    JanOct 9, 2010 at 9:50 pm

    Thank you for speaking up about the great educational opportunities, faculty, research, and quality social scene at UMass. As the parent of an out-of-state student, I am thoroughly pleased with the education my son is getting at this university. There are so many opportunities for growth – intellectually, personally, socially – and I do find it unfortunate that the Boston media doesn’t see fit to look further at UMass. The article perpetuated views I’ve heard from parents and young people in the state – these views are outdated and ignorant.

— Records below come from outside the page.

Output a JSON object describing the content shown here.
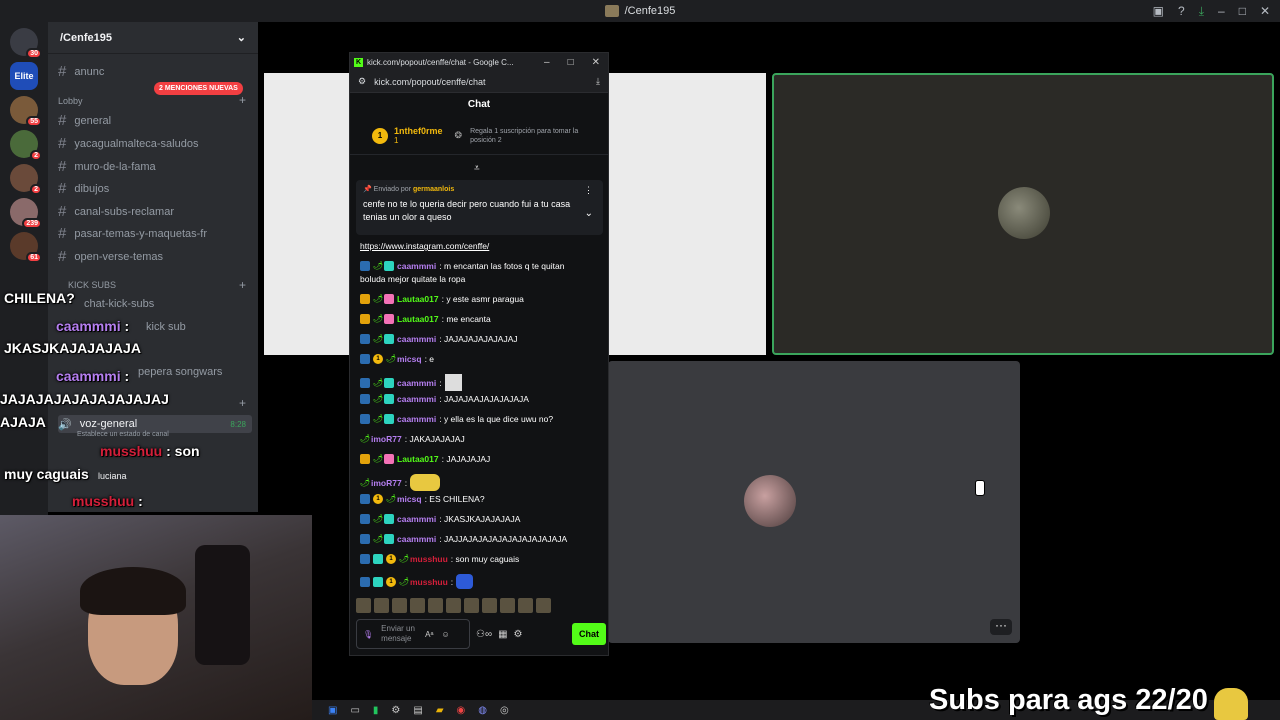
{
  "topbar": {
    "title": "/Cenfe195"
  },
  "servers": [
    {
      "label": "",
      "badge": "30"
    },
    {
      "label": "Elite",
      "badge": ""
    },
    {
      "label": "",
      "badge": "55"
    },
    {
      "label": "",
      "badge": "2"
    },
    {
      "label": "",
      "badge": "2"
    },
    {
      "label": "",
      "badge": "239"
    },
    {
      "label": "",
      "badge": "61"
    }
  ],
  "guild": {
    "name": "/Cenfe195",
    "mentions": "2 MENCIONES NUEVAS"
  },
  "channels": [
    {
      "name": "anunc"
    },
    {
      "name": "general"
    },
    {
      "name": "yacagualmalteca-saludos"
    },
    {
      "name": "muro-de-la-fama"
    },
    {
      "name": "dibujos"
    },
    {
      "name": "canal-subs-reclamar"
    },
    {
      "name": "pasar-temas-y-maquetas-fr"
    },
    {
      "name": "open-verse-temas"
    },
    {
      "name": "chat-kick-subs"
    },
    {
      "name": "kick sub"
    },
    {
      "name": "pepera songwars"
    }
  ],
  "categories": {
    "lobby": "Lobby",
    "kick_subs": "KICK SUBS"
  },
  "voice": {
    "channel": "voz-general",
    "time": "8:28",
    "status": "Establece un estado de canal",
    "user1": "luciana"
  },
  "overlay": [
    {
      "name": "",
      "text": "CHILENA?"
    },
    {
      "name": "caammmi",
      "text": ":"
    },
    {
      "name": "",
      "text": "JKASJKAJAJAJAJA"
    },
    {
      "name": "caammmi",
      "text": ":"
    },
    {
      "name": "",
      "text": "JAJAJAJAJAJAJAJAJAJ"
    },
    {
      "name": "",
      "text": "AJAJA"
    },
    {
      "name": "musshuu",
      "text": ": son"
    },
    {
      "name": "",
      "text": "muy caguais"
    },
    {
      "name": "musshuu",
      "text": ":"
    }
  ],
  "popout": {
    "window_title": "kick.com/popout/cenffe/chat - Google C...",
    "url": "kick.com/popout/cenffe/chat",
    "header": "Chat",
    "top_gifter": "1nthef0rme",
    "top_gifter_count": "1",
    "gift_prompt": "Regala 1 suscripción para tomar la posición 2",
    "pinned_by_label": "Enviado por",
    "pinned_by": "germaanlois",
    "pinned_msg": "cenfe no te lo queria decir pero cuando fui a tu casa tenias un olor a queso",
    "link": "https://www.instagram.com/cenffe/",
    "input_placeholder": "Enviar un mensaje",
    "send_label": "Chat"
  },
  "messages": [
    {
      "user": "caammmi",
      "text": ": m encantan las fotos q te quitan",
      "text2": "boluda mejor quitate la ropa",
      "color": "pur"
    },
    {
      "user": "Lautaa017",
      "text": ": y este asmr paragua",
      "color": "grn"
    },
    {
      "user": "Lautaa017",
      "text": ": me encanta",
      "color": "grn"
    },
    {
      "user": "caammmi",
      "text": ": JAJAJAJAJAJAJAJ",
      "color": "pur"
    },
    {
      "user": "micsq",
      "text": ": e",
      "color": "pur"
    },
    {
      "user": "caammmi",
      "text": ":",
      "color": "pur"
    },
    {
      "user": "caammmi",
      "text": ": JAJAJAAJAJAJAJAJA",
      "color": "pur"
    },
    {
      "user": "caammmi",
      "text": ": y ella es la que dice uwu no?",
      "color": "pur"
    },
    {
      "user": "imoR77",
      "text": ": JAKAJAJAJAJ",
      "color": "pur"
    },
    {
      "user": "Lautaa017",
      "text": ": JAJAJAJAJ",
      "color": "grn"
    },
    {
      "user": "imoR77",
      "text": ":",
      "color": "pur"
    },
    {
      "user": "micsq",
      "text": ": ES CHILENA?",
      "color": "pur"
    },
    {
      "user": "caammmi",
      "text": ": JKASJKAJAJAJAJA",
      "color": "pur"
    },
    {
      "user": "caammmi",
      "text": ": JAJJAJAJAJAJAJAJAJAJAJAJA",
      "color": "pur"
    },
    {
      "user": "musshuu",
      "text": ": son muy caguais",
      "color": "red"
    },
    {
      "user": "musshuu",
      "text": ":",
      "color": "red"
    }
  ],
  "subs_goal": "Subs para ags 22/20"
}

I hope that over time the state legislature will start to see things differently and provide the funding necessary to continue all that is great about UMass.

  • M

    Man with a monocleOct 8, 2010 at 10:42 pm


    You are a marksman at pointing out the obvious.

    Good show sir.

  • C

    ChesterfieldOct 8, 2010 at 4:44 pm


  • A

    AcaciaOct 8, 2010 at 2:57 pm

    My boyfriend could have gone to an Ivy League if he wanted to, with his high school accomplishments. But UMass gave him such a big scholarship that he didn’t even apply anywhere else.

  • S

    SomeoneOct 8, 2010 at 7:09 am

    I applied to 9 schools when I was looking at colleges.

    I was accepted to all 9.

    Had scholarships to every school except the 2 state schools I applied to UMass (out-of-state) and a SUNY school(NY).

    I chose UMass. I loved everything about it. It seemed to have more opportunities than some of the others.

    To say that UMass isn’t as good as other schools is absurd. I had a 3.5 GPA in highschool, and UMass was a mild reach for me, even though the other 8 were just as competitive. We are intelligent and not of a lower class, and to see how people are painting UMass as low class is disheartening.